Culture Secretary Jeremy Hunt gave a special preview of Watts Gallery
in Compton, Surrey on Friday 13 May 2011 prior to its public launch next month.
The gallery, dedicated to the art of the celebrated Victorian artist, George Frederic Watts, will reopen to the public on Saturday 18 June 2011, following its £11 million restoration.
Having been placed on the English Heritage At Risk Register, the Gallerys plight came to public attention when it narrowly missed winning the final of BBCs Restoration Village in 2006. The project subsequently received major funding from the Heritage Lottery Fund (totalling £4.9m) and many generous individuals, trusts and foundations.

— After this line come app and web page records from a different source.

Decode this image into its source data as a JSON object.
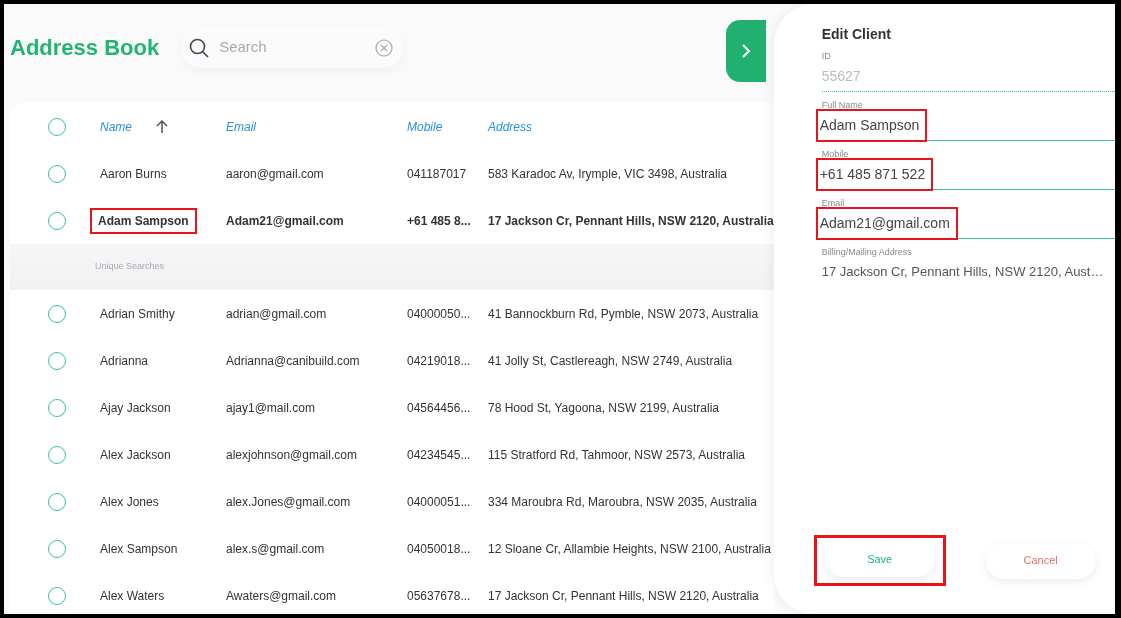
{
  "title": "Address Book",
  "search": {
    "placeholder": "Search"
  },
  "table": {
    "all_checked": false,
    "columns": [
      {
        "label": "Name",
        "sorted": true
      },
      {
        "label": "Email",
        "sorted": false
      },
      {
        "label": "Mobile",
        "sorted": false
      },
      {
        "label": "Address",
        "sorted": false
      }
    ],
    "rows": [
      {
        "kind": "contact",
        "name": "Aaron Burns",
        "email": "aaron@gmail.com",
        "mobile": "041187017",
        "address": "583 Karadoc Av, Irymple, VIC 3498, Australia",
        "selected": false,
        "checked": false,
        "highlighted": false
      },
      {
        "kind": "contact",
        "name": "Adam Sampson",
        "email": "Adam21@gmail.com",
        "mobile": "+61 485 8...",
        "address": "17 Jackson Cr, Pennant Hills, NSW 2120, Australia",
        "selected": true,
        "checked": false,
        "highlighted": true
      },
      {
        "kind": "section",
        "label": "Unique Searches"
      },
      {
        "kind": "contact",
        "name": "Adrian Smithy",
        "email": "adrian@gmail.com",
        "mobile": "04000050...",
        "address": "41 Bannockburn Rd, Pymble, NSW 2073, Australia",
        "selected": false,
        "checked": false,
        "highlighted": false
      },
      {
        "kind": "contact",
        "name": "Adrianna",
        "email": "Adrianna@canibuild.com",
        "mobile": "04219018...",
        "address": "41 Jolly St, Castlereagh, NSW 2749, Australia",
        "selected": false,
        "checked": false,
        "highlighted": false
      },
      {
        "kind": "contact",
        "name": "Ajay Jackson",
        "email": "ajay1@mail.com",
        "mobile": "04564456...",
        "address": "78 Hood St, Yagoona, NSW 2199, Australia",
        "selected": false,
        "checked": false,
        "highlighted": false
      },
      {
        "kind": "contact",
        "name": "Alex Jackson",
        "email": "alexjohnson@gmail.com",
        "mobile": "04234545...",
        "address": "115 Stratford Rd, Tahmoor, NSW 2573, Australia",
        "selected": false,
        "checked": false,
        "highlighted": false
      },
      {
        "kind": "contact",
        "name": "Alex Jones",
        "email": "alex.Jones@gmail.com",
        "mobile": "04000051...",
        "address": "334 Maroubra Rd, Maroubra, NSW 2035, Australia",
        "selected": false,
        "checked": false,
        "highlighted": false
      },
      {
        "kind": "contact",
        "name": "Alex Sampson",
        "email": "alex.s@gmail.com",
        "mobile": "04050018...",
        "address": "12 Sloane Cr, Allambie Heights, NSW 2100, Australia",
        "selected": false,
        "checked": false,
        "highlighted": false
      },
      {
        "kind": "contact",
        "name": "Alex Waters",
        "email": "Awaters@gmail.com",
        "mobile": "05637678...",
        "address": "17 Jackson Cr, Pennant Hills, NSW 2120, Australia",
        "selected": false,
        "checked": false,
        "highlighted": false
      }
    ]
  },
  "panel": {
    "title": "Edit Client",
    "fields": [
      {
        "kind": "readonly",
        "label": "ID",
        "value": "55627",
        "highlighted": false
      },
      {
        "kind": "input",
        "label": "Full Name",
        "value": "Adam  Sampson",
        "highlighted": true
      },
      {
        "kind": "input",
        "label": "Mobile",
        "value": "+61 485 871 522",
        "highlighted": true
      },
      {
        "kind": "input",
        "label": "Email",
        "value": "Adam21@gmail.com",
        "highlighted": true
      },
      {
        "kind": "text",
        "label": "Billing/Mailing Address",
        "value": "17 Jackson Cr, Pennant Hills, NSW 2120, Aust…",
        "highlighted": false
      }
    ],
    "buttons": [
      {
        "kind": "save",
        "label": "Save",
        "highlighted": true
      },
      {
        "kind": "cancel",
        "label": "Cancel",
        "highlighted": false
      }
    ]
  }
}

In his own lifetime, George Frederic Watts OM RA (1817-1904) was widely considered to be the greatest painter of the Victorian age. He was an outstanding portraitist, sculptor, landscape painter and symbolist and became the first living artist to have a solo exhibition at the Metropolitan Museum of Art, New York.
One of Wattss most celebrated works, Hope is the favourite painting of US President, Barack Obama having been the subject of a sermon by his former pastor Jeremiah Wright which set him on the path to the White House.
The collection includes paintings, drawing, prints and sculptures which were owned by Watts during his lifetime. Important works include Paolo and Francesca (c.1872-74), The Sower of the Systems (c.1902) and the original model for the monumental sculpture, Physical Energy (1884-1904), bronzes of which stand in Kensington Gardens, Cape Town and Harare.
The gallery reopens with a special exhibition of the artists masterpieces from the Tate Collection. Amongst the important loans will be The Minotaur (1885), The All-Pervading (c.1887-90) and Jonah (1894).